Filed under Trout flies

Parachute Blue Wing Olive

Great looking Blue Wing Olive by the gang at The Catch and The Hatch. It is a good idea to always have some Blue Wing Olives in your box because the hatches happen often. Check this one out.

Materials List:

Hook Type: Tiemco 100
Hook Size: #14-26
Hackle: Brown Hen Hackle and Grizzly Hackle to Match Hook Size
Tailing Fibers: Hens Hackle Fibers/ Mayfly Tailing Fibers
Thread Type: 8/0 Uni Thread or 70 Denier
Thread Color: Gray, Olive, Yellow, Orange, Black, Red, Pale Yellow, Brown Etc.
Wing: Mcflylon in White, Black, or Pink
Dubbing: Superfine – Match to Thread


Filed under Trout flies

HMG Fly Systems by Joe Nicklo


After four years of unsatisfactory attempts at refining and tweaking a hot melt glue process application worthy of introduction to the fly tying community, HMG Fly Systems is pleased to present a superior fly tying material that competes with and, in some but not all cases, replaces epoxy and ultraviolet (UV) cured fly tying components.

HMG Fly Systems has developed many patterns using hot melt glue as a component.  In some patterns it is the total material for a completed fly.  We have also developed several patterns that are threadless — not a single wrap of thread in the entire fly.
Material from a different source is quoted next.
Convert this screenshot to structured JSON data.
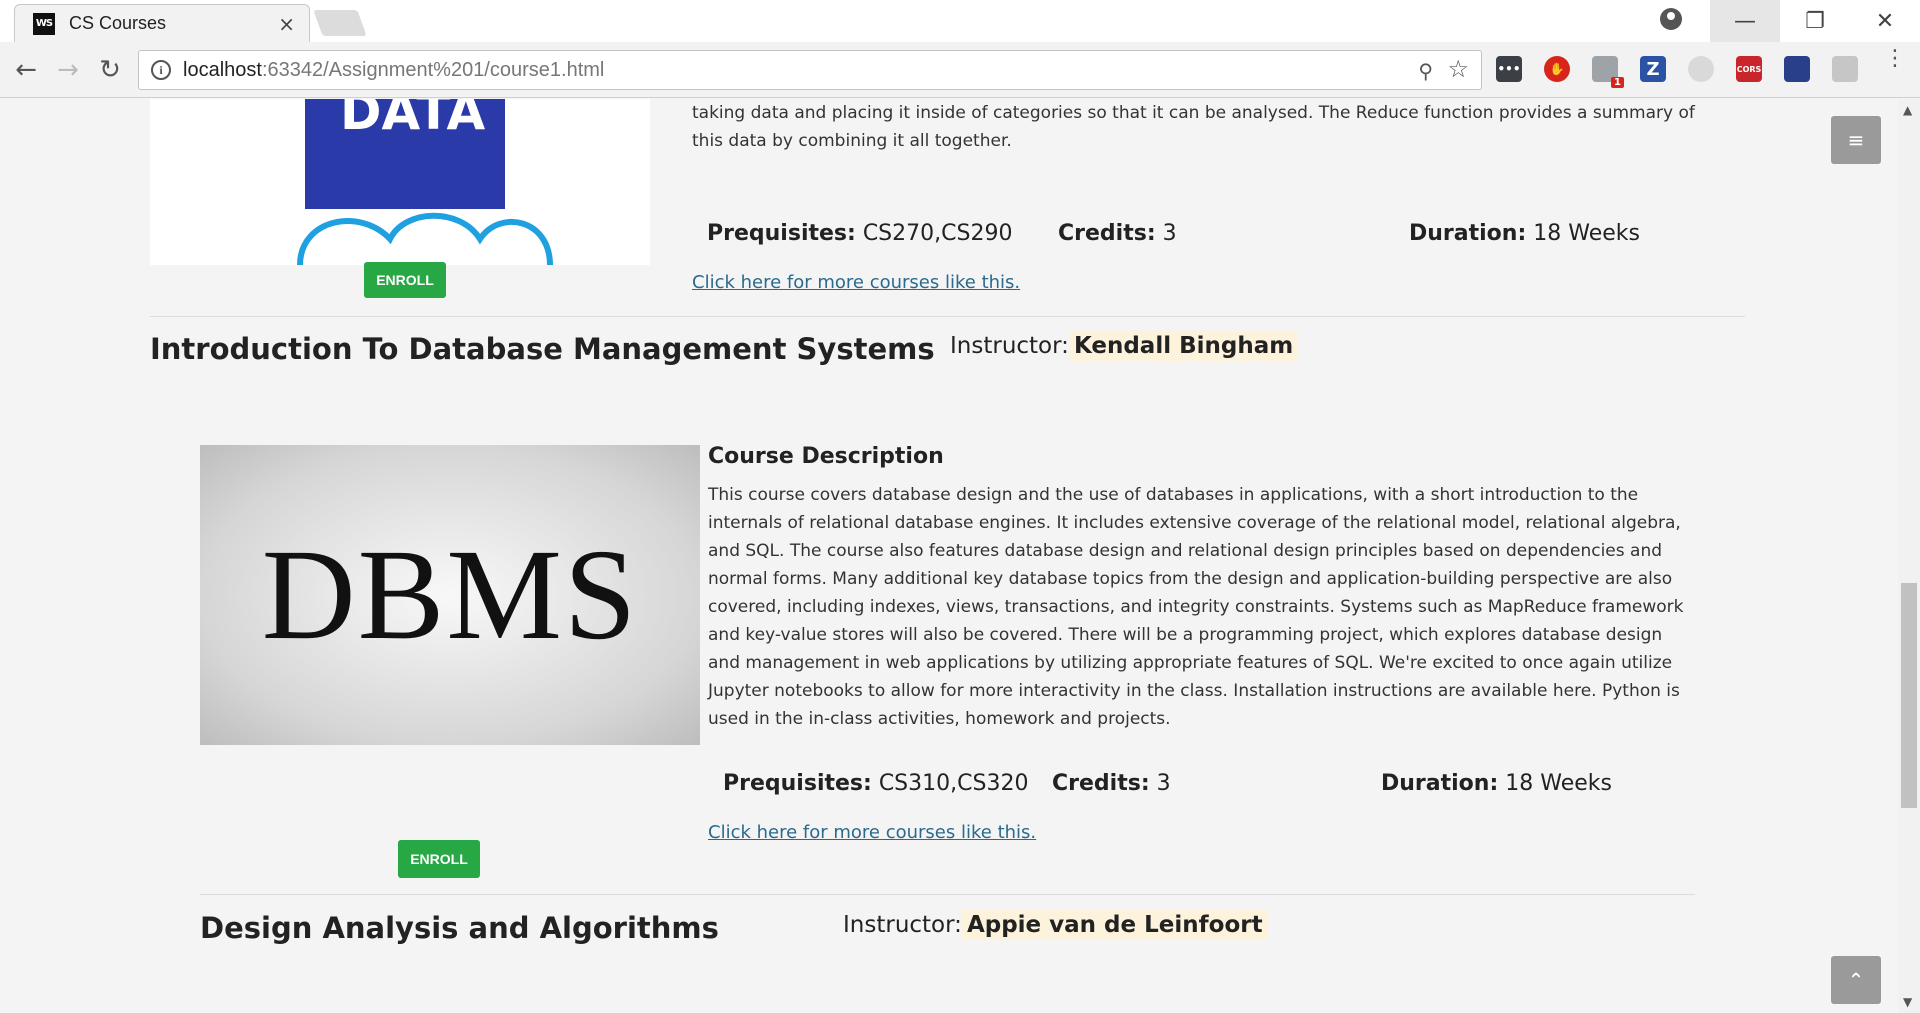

See HMG patterns at

Unlike epoxy and UV cure materials, hot melt glue exhibits many advantages and has superior qualities.  The applications of hot melt glue are infinite and limited only by the fly tier’s degree of creativity.  The following list shows some of the many advantages of hot melt glue over epoxy and UV cured materials:

• No need for UV lights or turning/drying motors.
• Available in a variety of colors.
• Like paint, colors can be blended to obtain a desired color.
• It cures in seconds without a sticky residue.
• It can be shaped and segmented.
• It can be repaired.
• Eliminates weaving materials.
• Colors are mixed and faded during the tying process.
• Can be colored with permanent markers.
• Reduces tying time, in some cases as much at 50%.
• Hot melt glue is extremely durable.
• Can be used to make on-the-stream wader repairs.
• The big one — it is very inexpensive when compared to epoxy and UV cured products.

1 Comment

Filed under New Product